Rodeo Austin needs better acts, marketing
Re: Jan. 2 article, “New CEO wants to put Rodeo Austin back at the center of city’s culture.”
The ideas of Rob Golding of improving the rodeo by incorporating craftspeople, artists, bootmakers and salsa cooks might be promising but nothing will work unless the rodeo is promoted more vigorously. The acts that are hired are usually has-been stars. Maybe one or two might be popular but that’s it. The acts are the draw, not farmers markets that are held every weekend in every surrounding town. Rodeo Austin is nowhere near the caliber of the San Antonio or Houston rodeos. Creative thinking must be a priority.
PATRICIA GUNN, PFLUGERVILLE
Trump a great leader? Don’t hold your breath
Recently, at least two letters have appeared suggesting that one day the president-elect will do great things and approach the status of Jefferson and Lincoln.
One asked if those who hate him might considering diving off the Washington monument. Hate is an emotion which requires consumption of energy. I see nothing in this person worthy of my energy.
However, and I do not speak for others with IQs above that of a doorknob, but as for me, should that day arrive, I will be on the papal plane en route to Rome to be fitted for the red shoes and assume my duties as the newly elected Pope.
RICHARD P. IEZZI, KYLE
Williams’ corruption evident from the start
Re: Jan. 4 article, “Roger Williams was probed by ethics office targeted by Republicans.”
I am not surprised that questions are being raised about Roger Williams’s ethics. My only question is: What took you so long? Roger Williams first got on my ethical radar when he was secretary of state. I noticed what were presented as public service announcements to promote voter registration, but they prominently featured Williams’s name and his photograph. I thought that was very odd.
It was obvious he was using taxpayers’ money to promote himself for a future run for elective office — and lo and behold — before long there he was running for Congress.
It is clear that Williams’ moral compass, if he has one, is severely out of calibration. Clearly he is just another corrupt politician out for personal gain rather than public service.
JOHN M. MOORE, AUSTIN
Ben Hur Circus isn’t fun for its captive animals
Once again, the H-E-B Center at Cedar Park welcomes Ben Hur Shrine Circus. This show promises “fun adventure” for all — except for animals forced to perform in this show.
Life for circus animals consists of cruel training and confinement. Tigers are forced through rings of fire despite being naturally terrified of flames. Migratory elephants are forced to stand for hours and to walk in circles giving rides.

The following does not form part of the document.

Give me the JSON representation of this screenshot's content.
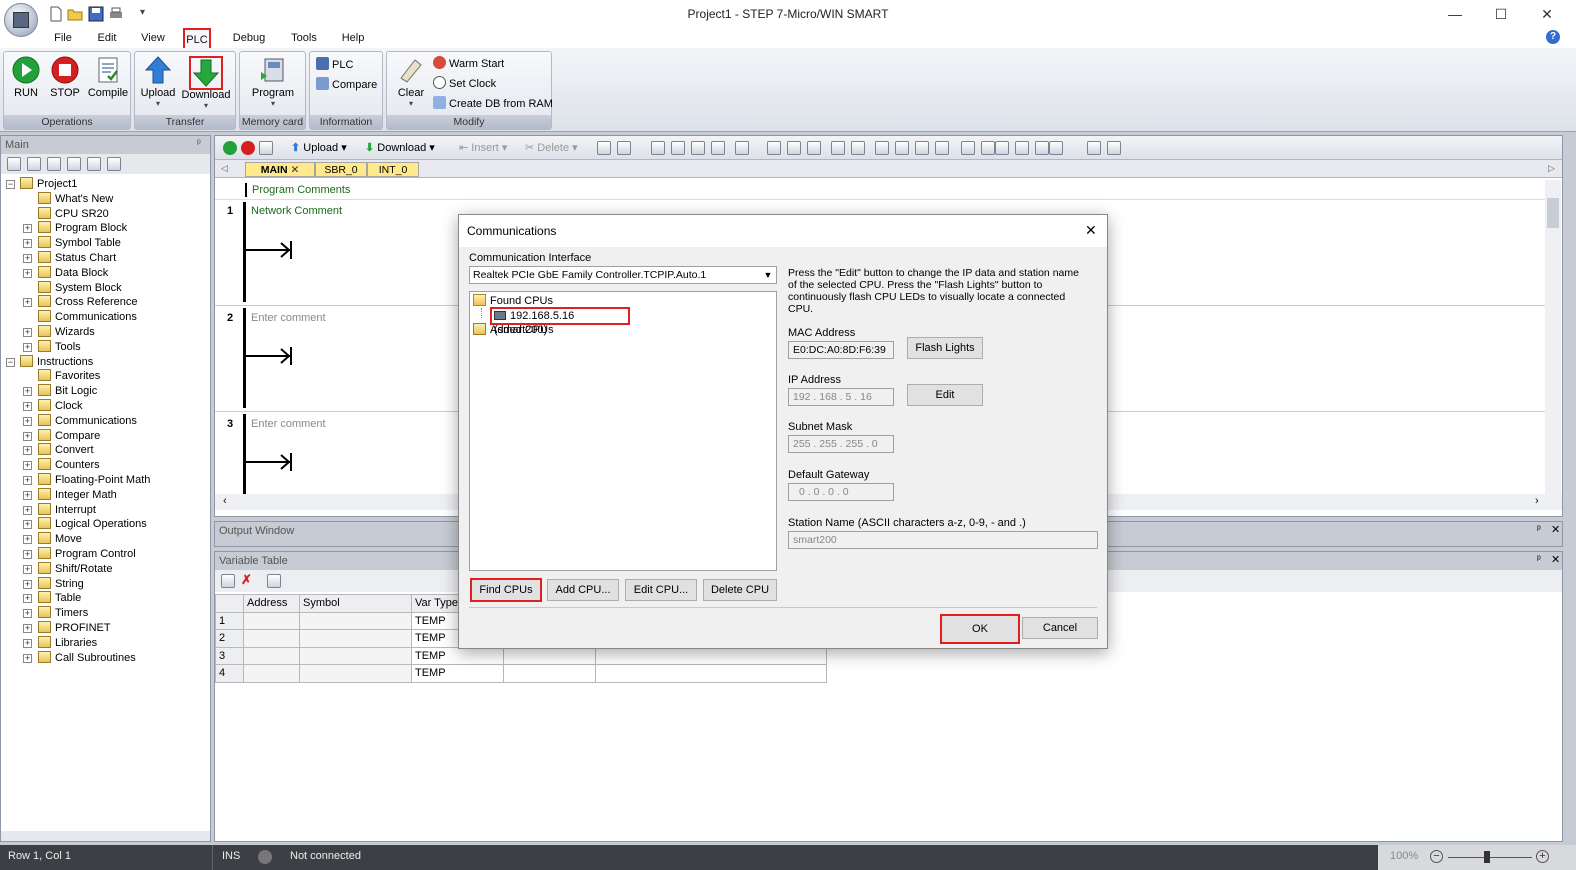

As the public learns about the misery of circus animals, some acts have responded proactively. In 2016, Melha Shrine Circus went “animal-free.” Other acts, like Cirque du Soleil, continue to enjoy success while never relying on animal suffering.
Until Ben Hur Shrine follows this humane path, we should consider whether they deserve our hard-earned dollars, time and support. We should also demand that our local venues promote compassionate forms of entertainment.
ABIGAIL E. CAMERON, ACTION FOR ANIMALS AUSTIN
Dear President Trump …
What are your hopes, fears and expectations for the next president? We’d like to know.
Send us your “Dear President Trump” letter by Jan. 13, and we’ll publish as many of them as we can as part of our inauguration coverage. Keep your letters to 150 words or less. Email them to firstname.lastname@example.org along with your full name, address and daytime and evening phone numbers. Or submit online at www.mystatesman.com/opinion/letters/form/